Jacques and Giddens point out how the "tin" episode illustrates the inconsistencies of Carroll's character – while he was concerned to the point of paranoia that nobody do anything that appeared to capitalise on his name, he wasn't above getting BW&M to send tins to the Duchess of Albany's children, Princess Alice and Prince Charles, and commenting that the association would be good advertising.

J&G also point out that Carroll's keen insight into the workings of the child's mind that was so evident in his writing seemed to have deserted him when he ordered that all further biscuit tins should be sent out to the remaining children on the list without their interiors being contaminated by the distracting presence of biscuits, presumably so that the child recipients could properly contemplate and appreciate the tins without being diverted by the evils of commercial confectionery. To most people, the idea of having biscuit tins sent to children with the biscuits deliberately removed might be seen as a cruel and callous thing to do, given that the biscuits weren't costing Carroll anything.

Museum collections

  • Alice Liddell's tin is now on display at Oxford Museum.
  • The tin owned by Carroll's sister is now at Princeton University Library.
  • The V&A Museum will be displaying a tin during 2015 to mark the Alice anniversary.
  • Three tins from the Sarah Leather collection are on display at Brighton Toy and Model Museum.
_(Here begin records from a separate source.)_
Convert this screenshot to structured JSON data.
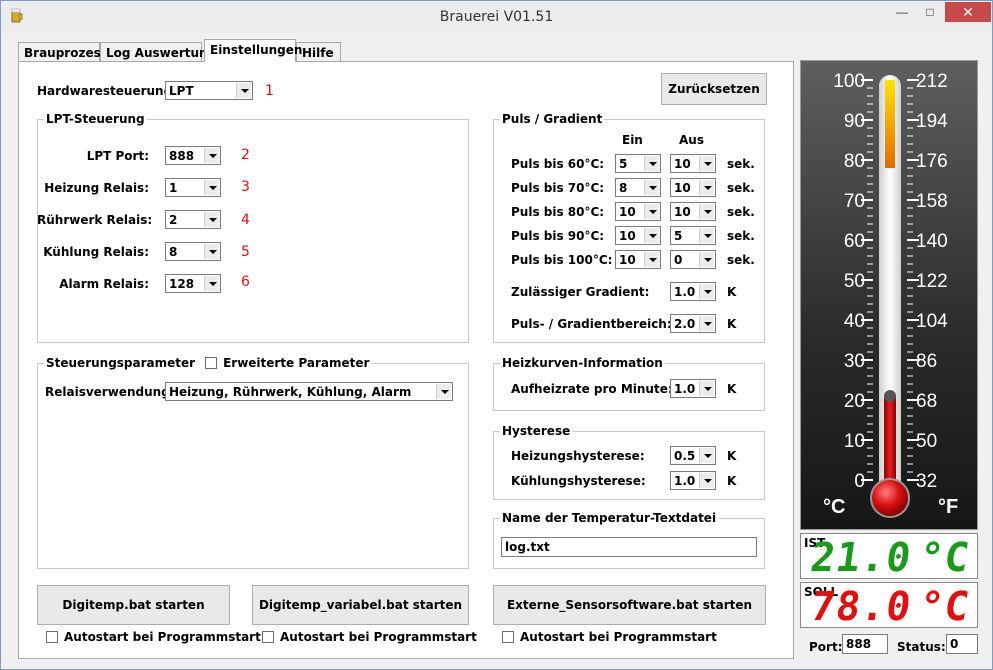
{
  "window": {
    "title": "Brauerei V01.51"
  },
  "tabs": [
    {
      "label": "Brauprozess"
    },
    {
      "label": "Log Auswertung"
    },
    {
      "label": "Einstellungen"
    },
    {
      "label": "Hilfe"
    }
  ],
  "hardware": {
    "label": "Hardwaresteuerung:",
    "value": "LPT",
    "marker": "1"
  },
  "reset_button": "Zurücksetzen",
  "lpt": {
    "title": "LPT-Steuerung",
    "rows": [
      {
        "label": "LPT Port:",
        "value": "888",
        "marker": "2"
      },
      {
        "label": "Heizung Relais:",
        "value": "1",
        "marker": "3"
      },
      {
        "label": "Rührwerk Relais:",
        "value": "2",
        "marker": "4"
      },
      {
        "label": "Kühlung Relais:",
        "value": "8",
        "marker": "5"
      },
      {
        "label": "Alarm Relais:",
        "value": "128",
        "marker": "6"
      }
    ]
  },
  "puls": {
    "title": "Puls / Gradient",
    "col_on": "Ein",
    "col_off": "Aus",
    "unit": "sek.",
    "rows": [
      {
        "label": "Puls bis 60°C:",
        "on": "5",
        "off": "10"
      },
      {
        "label": "Puls bis 70°C:",
        "on": "8",
        "off": "10"
      },
      {
        "label": "Puls bis 80°C:",
        "on": "10",
        "off": "10"
      },
      {
        "label": "Puls bis 90°C:",
        "on": "10",
        "off": "5"
      },
      {
        "label": "Puls bis 100°C:",
        "on": "10",
        "off": "0"
      }
    ],
    "gradient": {
      "label": "Zulässiger Gradient:",
      "value": "1.0",
      "unit": "K"
    },
    "range": {
      "label": "Puls- / Gradientbereich:",
      "value": "2.0",
      "unit": "K"
    }
  },
  "steuerung": {
    "title": "Steuerungsparameter",
    "extended_label": "Erweiterte Parameter",
    "relay_label": "Relaisverwendung:",
    "relay_value": "Heizung, Rührwerk, Kühlung, Alarm"
  },
  "heizkurve": {
    "title": "Heizkurven-Information",
    "label": "Aufheizrate pro Minute:",
    "value": "1.0",
    "unit": "K"
  },
  "hysterese": {
    "title": "Hysterese",
    "heat_label": "Heizungshysterese:",
    "heat_value": "0.5",
    "cool_label": "Kühlungshysterese:",
    "cool_value": "1.0",
    "unit": "K"
  },
  "textfile": {
    "title": "Name der Temperatur-Textdatei",
    "value": "log.txt"
  },
  "bat_buttons": [
    {
      "label": "Digitemp.bat starten",
      "autostart": "Autostart bei Programmstart"
    },
    {
      "label": "Digitemp_variabel.bat starten",
      "autostart": "Autostart bei Programmstart"
    },
    {
      "label": "Externe_Sensorsoftware.bat starten",
      "autostart": "Autostart bei Programmstart"
    }
  ],
  "thermometer": {
    "celsius_ticks": [
      "100",
      "90",
      "80",
      "70",
      "60",
      "50",
      "40",
      "30",
      "20",
      "10",
      "0"
    ],
    "fahrenheit_ticks": [
      "212",
      "194",
      "176",
      "158",
      "140",
      "122",
      "104",
      "86",
      "68",
      "50",
      "32"
    ],
    "unit_c": "°C",
    "unit_f": "°F",
    "current_c": 21.0,
    "target_c": 78.0
  },
  "ist": {
    "label": "IST",
    "value": "21.0",
    "unit": "°C",
    "color": "#1a9a1a"
  },
  "soll": {
    "label": "SOLL",
    "value": "78.0",
    "unit": "°C",
    "color": "#e01010"
  },
  "status_bar": {
    "port_label": "Port:",
    "port_value": "888",
    "status_label": "Status:",
    "status_value": "0"
  }
}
  • Zoe Jaques and Eugene Giddens, Lewis Carroll's Alice's Adventures in Wonderland and Through the Looking-Glass (Ashgate Studies in Publishing History, 2014) ISBN 9781472403384 ' – the section "Merchandising Alice" describes the biscuit tin episode.

External links